There are many surprising similarities between the Bill Murray movie Groundhog Day and each one of my deployments.  To define the Groundhog Day effect you have to know the movie.  Every day Bill Murray’s character wakes up on February 2nd in Punxsutawney, PA where he is a reporting on Punxsutawney Phil coming out of his hole to predict if there is going to be 6 more weeks of winter.  In contrast, in my own life there is no actual groundhog to determine if there is going to be six more weeks of this deployment.  But I assure you – there will be six more weeks and every day will feel like Groundhog Day.

Eerily similar to the movie, each day I wake up to the same music (not Sonny & Cher) and to the same exact routine, surrounded by the same exact sights, sounds, people and routine activities.  No matter what I do, I will wake up each day and it will be Groundhog Day.

I’m not alone.  The Groundhog Day effect is a stark reality for every deployed solider regardless of their specialty and we all know it.  In fact we all joke about it because let’s face it, if you can’t keep a sense of humor over here than your deployment will get the best of you.

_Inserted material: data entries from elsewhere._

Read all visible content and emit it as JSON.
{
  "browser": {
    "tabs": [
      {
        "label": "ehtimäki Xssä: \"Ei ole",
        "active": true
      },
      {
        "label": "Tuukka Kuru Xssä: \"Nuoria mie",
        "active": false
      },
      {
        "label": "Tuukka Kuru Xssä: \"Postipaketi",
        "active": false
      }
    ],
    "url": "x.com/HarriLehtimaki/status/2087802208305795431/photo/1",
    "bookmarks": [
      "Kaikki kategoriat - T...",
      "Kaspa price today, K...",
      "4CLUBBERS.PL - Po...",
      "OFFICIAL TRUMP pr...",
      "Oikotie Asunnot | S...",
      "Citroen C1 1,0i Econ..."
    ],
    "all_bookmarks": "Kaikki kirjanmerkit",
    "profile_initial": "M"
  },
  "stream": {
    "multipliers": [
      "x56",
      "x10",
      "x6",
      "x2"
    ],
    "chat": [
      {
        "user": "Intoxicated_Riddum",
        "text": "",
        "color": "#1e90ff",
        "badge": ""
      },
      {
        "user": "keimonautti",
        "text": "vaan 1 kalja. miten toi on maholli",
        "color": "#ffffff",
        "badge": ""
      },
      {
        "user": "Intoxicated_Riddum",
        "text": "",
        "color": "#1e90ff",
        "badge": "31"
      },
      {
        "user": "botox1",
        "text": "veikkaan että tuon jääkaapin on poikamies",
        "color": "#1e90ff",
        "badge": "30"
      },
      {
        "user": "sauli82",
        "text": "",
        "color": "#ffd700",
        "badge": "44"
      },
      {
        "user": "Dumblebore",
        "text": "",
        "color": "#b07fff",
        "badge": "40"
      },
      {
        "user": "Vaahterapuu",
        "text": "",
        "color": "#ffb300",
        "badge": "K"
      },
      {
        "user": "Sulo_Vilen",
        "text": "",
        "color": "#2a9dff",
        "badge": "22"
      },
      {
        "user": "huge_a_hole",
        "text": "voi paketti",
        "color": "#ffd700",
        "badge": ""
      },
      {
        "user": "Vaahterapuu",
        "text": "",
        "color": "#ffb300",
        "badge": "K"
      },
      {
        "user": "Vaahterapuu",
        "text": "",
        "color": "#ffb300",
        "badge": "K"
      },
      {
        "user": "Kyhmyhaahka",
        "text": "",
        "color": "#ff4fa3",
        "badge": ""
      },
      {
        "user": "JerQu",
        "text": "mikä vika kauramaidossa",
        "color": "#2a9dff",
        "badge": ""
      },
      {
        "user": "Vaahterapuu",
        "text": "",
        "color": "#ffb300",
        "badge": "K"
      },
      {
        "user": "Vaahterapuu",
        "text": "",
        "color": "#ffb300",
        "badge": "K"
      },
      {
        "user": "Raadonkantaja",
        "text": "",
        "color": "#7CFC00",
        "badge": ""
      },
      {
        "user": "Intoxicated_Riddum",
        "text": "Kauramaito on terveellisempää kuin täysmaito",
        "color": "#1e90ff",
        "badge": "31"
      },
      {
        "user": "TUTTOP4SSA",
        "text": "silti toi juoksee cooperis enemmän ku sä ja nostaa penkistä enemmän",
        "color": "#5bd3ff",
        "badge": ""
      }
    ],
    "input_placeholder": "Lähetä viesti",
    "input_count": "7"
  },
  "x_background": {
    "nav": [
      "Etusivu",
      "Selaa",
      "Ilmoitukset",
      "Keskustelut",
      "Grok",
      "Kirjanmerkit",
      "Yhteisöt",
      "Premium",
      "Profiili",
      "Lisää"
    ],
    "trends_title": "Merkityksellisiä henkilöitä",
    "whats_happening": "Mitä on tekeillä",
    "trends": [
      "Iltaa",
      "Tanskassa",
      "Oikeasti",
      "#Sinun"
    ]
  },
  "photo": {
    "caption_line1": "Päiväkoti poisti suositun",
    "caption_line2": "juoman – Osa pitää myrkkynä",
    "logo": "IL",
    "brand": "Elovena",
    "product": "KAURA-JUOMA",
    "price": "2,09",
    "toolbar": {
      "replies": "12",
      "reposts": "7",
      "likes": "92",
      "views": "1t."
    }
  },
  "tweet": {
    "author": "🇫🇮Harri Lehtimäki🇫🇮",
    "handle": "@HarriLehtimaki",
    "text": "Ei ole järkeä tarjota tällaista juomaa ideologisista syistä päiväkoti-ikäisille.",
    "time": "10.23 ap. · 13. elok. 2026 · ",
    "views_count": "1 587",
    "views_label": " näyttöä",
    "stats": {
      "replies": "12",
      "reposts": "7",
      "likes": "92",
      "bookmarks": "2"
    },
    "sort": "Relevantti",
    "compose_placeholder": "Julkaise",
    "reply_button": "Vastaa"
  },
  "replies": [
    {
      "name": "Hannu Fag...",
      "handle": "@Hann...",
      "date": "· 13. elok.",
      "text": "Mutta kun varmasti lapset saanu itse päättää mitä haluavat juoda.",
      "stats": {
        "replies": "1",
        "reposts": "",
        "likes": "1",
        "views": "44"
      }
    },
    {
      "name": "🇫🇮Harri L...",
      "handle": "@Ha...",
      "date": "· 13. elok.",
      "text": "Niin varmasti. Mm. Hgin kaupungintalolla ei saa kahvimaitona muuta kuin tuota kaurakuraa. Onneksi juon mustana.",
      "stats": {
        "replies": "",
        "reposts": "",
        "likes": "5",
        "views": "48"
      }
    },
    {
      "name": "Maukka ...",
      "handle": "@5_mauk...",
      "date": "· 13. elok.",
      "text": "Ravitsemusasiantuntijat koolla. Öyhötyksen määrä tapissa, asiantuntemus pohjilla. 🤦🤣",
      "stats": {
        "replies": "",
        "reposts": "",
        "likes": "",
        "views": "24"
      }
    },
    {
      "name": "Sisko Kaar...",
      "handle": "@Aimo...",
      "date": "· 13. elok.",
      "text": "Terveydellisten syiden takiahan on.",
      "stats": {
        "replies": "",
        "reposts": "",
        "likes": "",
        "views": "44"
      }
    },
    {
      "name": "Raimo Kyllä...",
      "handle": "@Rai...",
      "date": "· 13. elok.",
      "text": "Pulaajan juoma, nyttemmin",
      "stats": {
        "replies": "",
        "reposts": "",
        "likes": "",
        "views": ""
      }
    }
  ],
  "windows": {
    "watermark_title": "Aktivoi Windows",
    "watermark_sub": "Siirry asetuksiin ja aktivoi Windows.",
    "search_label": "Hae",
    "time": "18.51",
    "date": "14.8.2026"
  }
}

So how do I fight the Groundhog Day Effect?  By doing the same thing that Bill Murray did; finding things to do that distract me about where I am and for how long.  This is a lot easier said than done – but not from lack of effort by the US Army.  We are all provided ample opportunity to combat the monotony every day.  The question becomes whether or not you personally want to take advantage of these opportunities or would you prefer to muddle through Groundhog Day – every day. 

It has been my experience over the last three deployments that no matter how much we try to prepare soldiers for the repetitive Groundhog Day Effect, vast majority do not heed the warnings and end up being a victim of boredom.  Why?  Because they spend their entire deployment glued to their Xbox 360, PS3, or whatever gaming device that they own and brought with them.  While this provides a temporary distraction, gaming ends up being just as cyclical as watching Punxsutawney Phil and it does not defeat the Groundhog Day Effect.  Some soldiers try sleep as a strategy, but alas this is also an ineffective defense because it only delays the effects.

So what are the symptoms that you are becoming a victim of the Groundhog Day Effect?  Everyone reacts to this effect differently but some commonalities that I have experienced are:

1.    Irritability at the littlest thing – like a shoe being out of place

2.    Overtired – Getting too much sleep will do this

3.    1,000 yard stare – an emptiness in the eyes

4.    The feeling of going “stir crazy” – this is due to not leaving your living quarters

Take charge of your own life and learn what you can do to effectively fight monotony.  The key is variety of distraction and engagement.  If you step outside your comfort zone every day, and find new things to do, you will find that time moves more quickly.  Here are a few strategies I use:

1.    Engage in community (try Starbucks for a start).

2.    Get out your quarters every day (DFAC does not count). 

3.    Attend an MWR event!  Enjoy a concert and remember that you may never get the opportunity to see some of these performing artists again and its FREE. 

4.    Take in a movie also FREE and first run movies are common.

5.    Blog – keeping in mind OPSEC (loose lips people!)

6.    Take a class.  Learn something.  Make use of your time on deployment

All of these outlets allow you to mitigate the effects of Groundhog Day and who knows maybe just maybe you will forget for that you are far from home and missing you family and friends.  At the very least, you’ll walk away with some irreplaceable experiences.